> _Data for the task_:
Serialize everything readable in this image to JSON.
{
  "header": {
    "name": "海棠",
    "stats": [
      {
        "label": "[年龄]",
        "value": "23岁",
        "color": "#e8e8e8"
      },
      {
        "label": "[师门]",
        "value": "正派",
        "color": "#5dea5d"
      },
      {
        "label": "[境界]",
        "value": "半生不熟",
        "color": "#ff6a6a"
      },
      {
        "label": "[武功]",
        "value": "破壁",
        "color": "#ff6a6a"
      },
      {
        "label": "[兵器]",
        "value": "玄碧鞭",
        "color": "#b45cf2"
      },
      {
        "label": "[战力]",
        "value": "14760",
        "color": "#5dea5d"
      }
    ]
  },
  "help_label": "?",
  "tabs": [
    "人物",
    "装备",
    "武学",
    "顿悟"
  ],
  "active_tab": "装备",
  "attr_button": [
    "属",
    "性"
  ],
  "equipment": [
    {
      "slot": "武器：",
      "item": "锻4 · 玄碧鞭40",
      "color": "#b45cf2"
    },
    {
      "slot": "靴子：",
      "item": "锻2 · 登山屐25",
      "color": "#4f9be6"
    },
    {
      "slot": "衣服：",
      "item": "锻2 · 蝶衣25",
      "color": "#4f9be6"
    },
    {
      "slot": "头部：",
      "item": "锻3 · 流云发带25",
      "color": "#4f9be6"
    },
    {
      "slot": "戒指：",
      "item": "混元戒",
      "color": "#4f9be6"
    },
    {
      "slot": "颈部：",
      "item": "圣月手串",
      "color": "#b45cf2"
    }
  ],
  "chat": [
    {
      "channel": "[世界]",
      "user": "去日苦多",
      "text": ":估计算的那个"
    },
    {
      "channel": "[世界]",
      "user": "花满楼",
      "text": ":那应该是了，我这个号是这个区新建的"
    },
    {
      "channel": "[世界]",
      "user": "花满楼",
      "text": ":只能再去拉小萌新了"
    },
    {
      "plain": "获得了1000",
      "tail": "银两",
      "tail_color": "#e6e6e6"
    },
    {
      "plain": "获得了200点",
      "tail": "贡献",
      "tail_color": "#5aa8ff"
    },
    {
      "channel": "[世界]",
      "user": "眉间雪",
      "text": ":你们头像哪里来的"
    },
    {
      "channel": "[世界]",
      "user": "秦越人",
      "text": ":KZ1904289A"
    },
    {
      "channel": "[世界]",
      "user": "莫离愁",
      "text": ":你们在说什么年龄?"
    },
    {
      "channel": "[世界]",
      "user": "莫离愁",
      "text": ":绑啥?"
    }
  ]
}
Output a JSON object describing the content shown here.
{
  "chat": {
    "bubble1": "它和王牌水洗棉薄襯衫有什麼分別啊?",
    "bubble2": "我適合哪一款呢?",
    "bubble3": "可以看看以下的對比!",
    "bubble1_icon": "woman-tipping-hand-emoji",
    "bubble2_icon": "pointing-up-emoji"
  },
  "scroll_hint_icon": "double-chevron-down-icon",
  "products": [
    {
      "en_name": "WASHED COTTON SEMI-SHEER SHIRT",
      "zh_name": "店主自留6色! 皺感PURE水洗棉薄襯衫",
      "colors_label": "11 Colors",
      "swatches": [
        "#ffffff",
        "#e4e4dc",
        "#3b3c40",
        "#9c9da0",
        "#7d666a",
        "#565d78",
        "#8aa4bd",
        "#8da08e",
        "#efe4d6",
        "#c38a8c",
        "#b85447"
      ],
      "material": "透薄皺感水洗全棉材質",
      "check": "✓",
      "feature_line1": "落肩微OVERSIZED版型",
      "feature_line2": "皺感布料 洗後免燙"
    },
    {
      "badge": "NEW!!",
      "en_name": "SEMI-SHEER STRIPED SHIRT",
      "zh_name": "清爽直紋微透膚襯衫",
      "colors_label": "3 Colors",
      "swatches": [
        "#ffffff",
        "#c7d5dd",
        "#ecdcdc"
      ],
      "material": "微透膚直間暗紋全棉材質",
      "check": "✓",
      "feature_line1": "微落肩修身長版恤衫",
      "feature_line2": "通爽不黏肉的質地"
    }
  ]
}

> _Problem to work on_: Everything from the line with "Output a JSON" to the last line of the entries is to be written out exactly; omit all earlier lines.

> _Exercise solution_:
Output a JSON object describing the content shown here.
{
  "chat": {
    "bubble1": "它和王牌水洗棉薄襯衫有什麼分別啊?",
    "bubble2": "我適合哪一款呢?",
    "bubble3": "可以看看以下的對比!",
    "bubble1_icon": "woman-tipping-hand-emoji",
    "bubble2_icon": "pointing-up-emoji"
  },
  "scroll_hint_icon": "double-chevron-down-icon",
  "products": [
    {
      "en_name": "WASHED COTTON SEMI-SHEER SHIRT",
      "zh_name": "店主自留6色! 皺感PURE水洗棉薄襯衫",
      "colors_label": "11 Colors",
      "swatches": [
        "#ffffff",
        "#e4e4dc",
        "#3b3c40",
        "#9c9da0",
        "#7d666a",
        "#565d78",
        "#8aa4bd",
        "#8da08e",
        "#efe4d6",
        "#c38a8c",
        "#b85447"
      ],
      "material": "透薄皺感水洗全棉材質",
      "check": "✓",
      "feature_line1": "落肩微OVERSIZED版型",
      "feature_line2": "皺感布料 洗後免燙"
    },
    {
      "badge": "NEW!!",
      "en_name": "SEMI-SHEER STRIPED SHIRT",
      "zh_name": "清爽直紋微透膚襯衫",
      "colors_label": "3 Colors",
      "swatches": [
        "#ffffff",
        "#c7d5dd",
        "#ecdcdc"
      ],
      "material": "微透膚直間暗紋全棉材質",
      "check": "✓",
      "feature_line1": "微落肩修身長版恤衫",
      "feature_line2": "通爽不黏肉的質地"
    }
  ]
}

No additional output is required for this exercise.